Read the fine print: House farm bill lowers SNAP benefits by $140 a month, study finds

Two changes to income deductions have an overall negative effect.

As Congress wrangles over the farm bill in its lame-duck session this week, a new report from the Robert Wood Johnson Foundation and Mathematica Policy Research shows that two of the bill’s lesser-known provisions could shrink food assistance benefits for millions of Americans.

It’s no secret that the Supplemental Nutrition Assistance Program (SNAP, formerly known as food stamps) as a whole has been a point of major contention in farm bill negotiations. Both the GOP in Congress and the Trump White House have made it public that they’re eager to curb the number of recipients who rely on the benefits to feed themselves and their families. As we’ve reported for much of the last year, the effort has taken any number of forms, from stricter work requirements to proposed drug-testing to green card penalties.

But whereas those proposals were largely focused on narrowing the parameters of eligibility in order to keep the total number of recipients on the rolls in check, and to combat what some have called fraud and waste, the provisions studied in this new brief would actually shrink existing benefits for people who currently receive them. Here’s how, in the simplest possible terms: One provision would increase SNAP benefits. The other would decrease them. Taken together, the study finds, the two changes could result in a net loss for a family of three.

Two little-known SNAP provisions combined would reduce the amount SNAP beneficiaries can receive monthly. Credit: Mathematica Policy Research, November 2018Mathematica Policy Research

Two of the farm bill’s lesser-known provisions, when combined, would have a net negative effect on families on SNAP

A household’s SNAP benefit is determined by a variety of factors, including its size, location, and earned and gross income. Right now, beneficiaries are allowed to deduct some of those earnings, along with energy expenses, when calculating what they are eligible to receive in SNAP dollars. In the current House-backed bill, the deduction a recipient can take on their earned income would expand from 20 to 22 percent, meaning their benefit would rise by an average of $10. (The average monthly allotment for a typical SNAP household is $252.) Twenty percent of SNAP beneficiaries, or 4 million households that received benefits in 2017, would benefit from the change.
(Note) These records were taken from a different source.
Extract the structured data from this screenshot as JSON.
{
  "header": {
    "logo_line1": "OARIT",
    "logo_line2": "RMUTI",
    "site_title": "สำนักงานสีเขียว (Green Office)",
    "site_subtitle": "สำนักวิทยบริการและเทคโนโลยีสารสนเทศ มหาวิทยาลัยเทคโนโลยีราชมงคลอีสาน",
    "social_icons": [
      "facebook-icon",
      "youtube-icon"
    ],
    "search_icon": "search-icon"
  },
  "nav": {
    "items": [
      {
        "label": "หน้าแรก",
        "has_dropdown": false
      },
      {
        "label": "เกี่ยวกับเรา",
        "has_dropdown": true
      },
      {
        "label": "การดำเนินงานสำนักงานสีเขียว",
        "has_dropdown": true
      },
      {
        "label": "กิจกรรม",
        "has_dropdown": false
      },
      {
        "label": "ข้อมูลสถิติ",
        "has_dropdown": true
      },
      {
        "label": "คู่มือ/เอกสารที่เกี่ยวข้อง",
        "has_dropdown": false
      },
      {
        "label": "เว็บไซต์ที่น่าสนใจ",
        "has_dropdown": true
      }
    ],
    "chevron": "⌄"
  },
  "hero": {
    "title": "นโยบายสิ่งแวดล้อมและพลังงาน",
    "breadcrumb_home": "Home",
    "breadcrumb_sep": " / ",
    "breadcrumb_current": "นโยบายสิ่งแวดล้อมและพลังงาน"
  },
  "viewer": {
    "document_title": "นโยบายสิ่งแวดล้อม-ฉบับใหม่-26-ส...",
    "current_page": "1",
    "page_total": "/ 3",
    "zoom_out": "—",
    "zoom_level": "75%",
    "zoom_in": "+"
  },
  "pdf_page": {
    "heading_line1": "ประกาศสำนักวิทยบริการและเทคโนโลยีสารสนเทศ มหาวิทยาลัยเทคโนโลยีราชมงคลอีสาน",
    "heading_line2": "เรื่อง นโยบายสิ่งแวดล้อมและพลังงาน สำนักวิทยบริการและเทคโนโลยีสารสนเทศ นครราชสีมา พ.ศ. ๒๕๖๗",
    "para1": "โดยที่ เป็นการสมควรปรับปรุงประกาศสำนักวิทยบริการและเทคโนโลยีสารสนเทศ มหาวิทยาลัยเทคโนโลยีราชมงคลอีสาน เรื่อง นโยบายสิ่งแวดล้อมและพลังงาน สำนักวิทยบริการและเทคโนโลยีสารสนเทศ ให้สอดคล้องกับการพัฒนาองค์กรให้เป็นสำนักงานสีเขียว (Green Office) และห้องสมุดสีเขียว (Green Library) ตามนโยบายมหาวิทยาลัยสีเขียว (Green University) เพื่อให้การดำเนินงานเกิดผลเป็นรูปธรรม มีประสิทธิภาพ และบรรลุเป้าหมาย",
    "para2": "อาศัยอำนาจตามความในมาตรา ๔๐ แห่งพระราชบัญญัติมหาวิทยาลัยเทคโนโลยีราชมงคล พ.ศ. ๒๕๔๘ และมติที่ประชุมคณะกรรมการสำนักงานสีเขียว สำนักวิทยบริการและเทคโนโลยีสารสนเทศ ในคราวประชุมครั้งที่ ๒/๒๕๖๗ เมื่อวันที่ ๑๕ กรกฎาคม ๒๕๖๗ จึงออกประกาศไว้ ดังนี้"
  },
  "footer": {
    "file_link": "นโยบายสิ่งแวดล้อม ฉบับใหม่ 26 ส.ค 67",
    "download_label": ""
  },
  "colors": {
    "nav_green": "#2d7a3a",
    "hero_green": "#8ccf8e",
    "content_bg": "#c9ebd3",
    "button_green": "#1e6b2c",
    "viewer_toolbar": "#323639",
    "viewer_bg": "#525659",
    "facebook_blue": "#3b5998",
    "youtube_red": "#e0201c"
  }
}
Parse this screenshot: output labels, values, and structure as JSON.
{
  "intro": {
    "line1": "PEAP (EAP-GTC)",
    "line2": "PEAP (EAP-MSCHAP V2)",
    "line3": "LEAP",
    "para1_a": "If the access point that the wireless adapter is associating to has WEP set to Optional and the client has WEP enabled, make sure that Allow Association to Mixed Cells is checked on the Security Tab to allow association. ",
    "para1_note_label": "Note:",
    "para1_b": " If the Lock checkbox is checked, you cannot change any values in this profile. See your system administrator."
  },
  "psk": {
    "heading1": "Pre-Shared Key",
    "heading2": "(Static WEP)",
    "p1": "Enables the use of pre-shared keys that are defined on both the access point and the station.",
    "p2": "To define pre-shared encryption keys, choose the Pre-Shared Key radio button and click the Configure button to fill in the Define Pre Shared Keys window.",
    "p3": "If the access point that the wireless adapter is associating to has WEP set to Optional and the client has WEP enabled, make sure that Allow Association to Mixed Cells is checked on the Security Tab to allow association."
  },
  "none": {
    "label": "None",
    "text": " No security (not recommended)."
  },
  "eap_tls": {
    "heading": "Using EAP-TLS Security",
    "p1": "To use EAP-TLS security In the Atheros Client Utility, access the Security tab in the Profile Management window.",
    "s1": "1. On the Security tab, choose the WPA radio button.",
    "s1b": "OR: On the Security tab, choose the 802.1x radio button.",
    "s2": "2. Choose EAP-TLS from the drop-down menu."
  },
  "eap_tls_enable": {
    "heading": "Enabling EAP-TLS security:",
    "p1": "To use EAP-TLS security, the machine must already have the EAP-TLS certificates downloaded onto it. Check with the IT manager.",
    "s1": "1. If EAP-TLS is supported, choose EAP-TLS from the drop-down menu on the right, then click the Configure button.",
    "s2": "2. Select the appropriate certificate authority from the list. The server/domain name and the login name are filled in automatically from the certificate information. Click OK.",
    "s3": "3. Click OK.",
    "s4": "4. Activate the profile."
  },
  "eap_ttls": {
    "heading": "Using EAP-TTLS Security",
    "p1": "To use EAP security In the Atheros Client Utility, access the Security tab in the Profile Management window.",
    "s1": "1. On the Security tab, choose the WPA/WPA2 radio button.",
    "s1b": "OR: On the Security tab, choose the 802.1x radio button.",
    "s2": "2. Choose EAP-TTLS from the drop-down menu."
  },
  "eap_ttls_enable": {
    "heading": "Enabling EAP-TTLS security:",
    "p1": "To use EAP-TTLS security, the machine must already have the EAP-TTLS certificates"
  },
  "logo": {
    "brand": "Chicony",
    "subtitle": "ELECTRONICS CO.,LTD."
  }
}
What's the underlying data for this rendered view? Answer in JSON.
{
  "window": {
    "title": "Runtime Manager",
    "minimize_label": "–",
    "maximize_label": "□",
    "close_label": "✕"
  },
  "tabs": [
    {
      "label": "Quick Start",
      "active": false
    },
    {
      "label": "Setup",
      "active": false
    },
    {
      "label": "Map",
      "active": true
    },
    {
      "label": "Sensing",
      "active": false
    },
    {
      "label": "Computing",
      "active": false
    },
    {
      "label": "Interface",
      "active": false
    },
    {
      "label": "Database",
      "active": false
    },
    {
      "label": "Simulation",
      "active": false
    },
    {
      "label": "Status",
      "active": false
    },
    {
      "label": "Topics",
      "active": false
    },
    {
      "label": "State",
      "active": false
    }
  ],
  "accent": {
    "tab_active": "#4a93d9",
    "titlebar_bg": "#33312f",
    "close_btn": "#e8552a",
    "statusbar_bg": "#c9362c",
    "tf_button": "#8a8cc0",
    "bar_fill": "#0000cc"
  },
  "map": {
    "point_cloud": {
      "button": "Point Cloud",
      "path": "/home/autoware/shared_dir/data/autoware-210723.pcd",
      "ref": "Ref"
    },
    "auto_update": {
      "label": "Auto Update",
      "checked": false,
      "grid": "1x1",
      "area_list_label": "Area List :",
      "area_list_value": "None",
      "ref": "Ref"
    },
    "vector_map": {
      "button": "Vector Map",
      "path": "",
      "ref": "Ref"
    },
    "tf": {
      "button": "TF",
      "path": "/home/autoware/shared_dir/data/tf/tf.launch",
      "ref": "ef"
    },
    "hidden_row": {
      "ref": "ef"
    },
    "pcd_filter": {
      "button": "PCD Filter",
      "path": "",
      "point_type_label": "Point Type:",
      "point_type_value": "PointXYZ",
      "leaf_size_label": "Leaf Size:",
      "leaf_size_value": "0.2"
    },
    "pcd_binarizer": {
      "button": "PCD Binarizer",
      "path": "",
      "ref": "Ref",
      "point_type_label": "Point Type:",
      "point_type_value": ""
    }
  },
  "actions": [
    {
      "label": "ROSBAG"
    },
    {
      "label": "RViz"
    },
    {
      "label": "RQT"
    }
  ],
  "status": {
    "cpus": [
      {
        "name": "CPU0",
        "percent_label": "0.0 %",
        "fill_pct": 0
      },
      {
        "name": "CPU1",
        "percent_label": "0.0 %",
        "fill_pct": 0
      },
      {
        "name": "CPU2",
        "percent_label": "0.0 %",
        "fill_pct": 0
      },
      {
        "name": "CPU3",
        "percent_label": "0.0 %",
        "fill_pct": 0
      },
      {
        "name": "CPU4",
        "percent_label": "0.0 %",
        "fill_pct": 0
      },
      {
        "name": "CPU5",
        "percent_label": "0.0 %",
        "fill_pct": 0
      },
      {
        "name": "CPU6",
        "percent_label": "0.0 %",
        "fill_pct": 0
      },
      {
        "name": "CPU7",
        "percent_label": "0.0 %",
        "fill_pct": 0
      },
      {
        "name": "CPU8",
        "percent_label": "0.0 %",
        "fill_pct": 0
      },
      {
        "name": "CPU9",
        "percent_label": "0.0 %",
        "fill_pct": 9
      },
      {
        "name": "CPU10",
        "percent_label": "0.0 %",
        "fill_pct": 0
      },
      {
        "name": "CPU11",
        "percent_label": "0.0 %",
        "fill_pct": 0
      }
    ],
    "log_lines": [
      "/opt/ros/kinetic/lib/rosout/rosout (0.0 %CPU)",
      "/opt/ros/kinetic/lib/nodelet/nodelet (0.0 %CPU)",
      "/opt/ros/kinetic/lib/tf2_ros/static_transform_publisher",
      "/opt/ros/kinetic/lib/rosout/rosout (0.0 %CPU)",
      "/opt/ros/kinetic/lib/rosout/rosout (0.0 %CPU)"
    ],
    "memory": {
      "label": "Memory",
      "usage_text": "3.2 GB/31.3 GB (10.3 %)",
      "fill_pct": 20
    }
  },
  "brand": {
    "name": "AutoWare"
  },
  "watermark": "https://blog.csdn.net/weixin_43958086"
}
The other provision would limit a deduction for energy costs (“heating/cooling standard utility allowance”) to households with a senior or person with a disability. That change would impact between 800,000 and 1,100,000 households, or 3 to 5 percent of beneficiaries, who would lose between $50 and $75 in benefits—in some cases, an amount equal to a week’s worth of meals. It would also increase the amount of SNAP households living in poverty—that is, a family of three whose income, plus benefits, is below the federal guideline of $20,420 a year—from 65 percent to between 68 and 71 percent.

What’s troublesome here is that these two provisions act in opposing directions. To illustrate that point, Mathematica, the firm hired by Robert Wood Johnson, modeled the provisions’ impact on a three-person household that received $346 in monthly benefits. With the increased deduction for income, that family’s benefit would rise from $346 to $357. With the decreased deduction for heating and cooling, the benefit would fall to $197. If both changes are enacted, the benefit would end up somewhere between $206 and $260—losing as much as $140 a month.

Two little-known SNAP provisions combined would reduce the amount SNAP beneficiaries can receive monthly. Credit: Mathematica Policy Research, November 2018Mathematica Policy Research

Poverty rates among SNAP households are estimated to rise to between 68 and 71 percent if a little-known farm bill provision passes

“In aggregate, we project that these two provisions would have fairly significant impacts on what the monthly SNAP benefit is, and therefore, have negative impacts, likely, on both food security and income security,” says Giridhar G. Mallya, the foundation’s senior policy analyst. He cites research that finds SNAP usage improves economic self-sufficiency for women and decreases the incidence of metabolic syndrome—obesity, high blood pressure, and diabetes—among children when they grow up. “The generosity, or lack thereof, the SNAP benefit,” he says, would subsequently impact those outcomes.

This isn’t the first time the foundation has used modeling to assess proposed changes to SNAP. During the last farm bill negotiations in 2013, Mathematica found that a failed House proposal to convert SNAP to a state block grant program would have lowered average monthly benefits by $149, or 54 percent overall. And this September, Mathematica released an impact assessment that found the current proposals for stricter eligibility standards in the 2018 farm bill would kick nearly 2 million households, or 9 percent of beneficiaries, out of the program.

While SNAP has been a sticking point in farm bill negotiations thus far, as of this writing, expectations remain high—as high as 65 percent—that Congress will pass the bill this year.

Also tagged

Sam Bloch is a contributing writer for The Counter, where he covers business, environment and culture. He has also written for The New York Times, L.A. Weekly, Places Journal, Art in America and other publications, and is currently working on his first book, a work of narrative nonfiction about shade, for Random House.